▶ [ASSIGNED TASK]:
Only text is carried over. Reproduce the entries below exactly.

= Beginning of Section =

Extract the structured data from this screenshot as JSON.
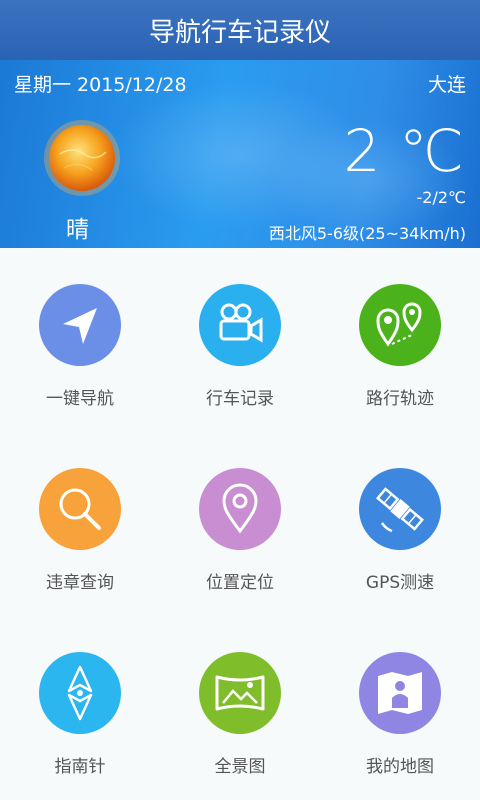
{
  "app": {
    "title": "导航行车记录仪"
  },
  "weather": {
    "date": "星期一 2015/12/28",
    "city": "大连",
    "condition": "晴",
    "temp": "2 ℃",
    "range": "-2/2℃",
    "wind": "西北风5-6级(25~34km/h)"
  },
  "menu": [
    {
      "label": "一键导航",
      "icon": "navigation-arrow-icon",
      "color": "#6b8fe6"
    },
    {
      "label": "行车记录",
      "icon": "video-camera-icon",
      "color": "#2ab0ee"
    },
    {
      "label": "路行轨迹",
      "icon": "route-track-icon",
      "color": "#4cb21c"
    },
    {
      "label": "违章查询",
      "icon": "search-icon",
      "color": "#f7a23a"
    },
    {
      "label": "位置定位",
      "icon": "location-pin-icon",
      "color": "#c98ed2"
    },
    {
      "label": "GPS测速",
      "icon": "satellite-icon",
      "color": "#3e87df"
    },
    {
      "label": "指南针",
      "icon": "compass-icon",
      "color": "#2bb6f0"
    },
    {
      "label": "全景图",
      "icon": "panorama-icon",
      "color": "#7fbe2a"
    },
    {
      "label": "我的地图",
      "icon": "my-map-icon",
      "color": "#8e86e2"
    }
  ]
}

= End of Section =

▶ [RESULT]:
Extract the structured data from this screenshot as JSON.
{
  "app": {
    "title": "导航行车记录仪"
  },
  "weather": {
    "date": "星期一 2015/12/28",
    "city": "大连",
    "condition": "晴",
    "temp": "2 ℃",
    "range": "-2/2℃",
    "wind": "西北风5-6级(25~34km/h)"
  },
  "menu": [
    {
      "label": "一键导航",
      "icon": "navigation-arrow-icon",
      "color": "#6b8fe6"
    },
    {
      "label": "行车记录",
      "icon": "video-camera-icon",
      "color": "#2ab0ee"
    },
    {
      "label": "路行轨迹",
      "icon": "route-track-icon",
      "color": "#4cb21c"
    },
    {
      "label": "违章查询",
      "icon": "search-icon",
      "color": "#f7a23a"
    },
    {
      "label": "位置定位",
      "icon": "location-pin-icon",
      "color": "#c98ed2"
    },
    {
      "label": "GPS测速",
      "icon": "satellite-icon",
      "color": "#3e87df"
    },
    {
      "label": "指南针",
      "icon": "compass-icon",
      "color": "#2bb6f0"
    },
    {
      "label": "全景图",
      "icon": "panorama-icon",
      "color": "#7fbe2a"
    },
    {
      "label": "我的地图",
      "icon": "my-map-icon",
      "color": "#8e86e2"
    }
  ]
}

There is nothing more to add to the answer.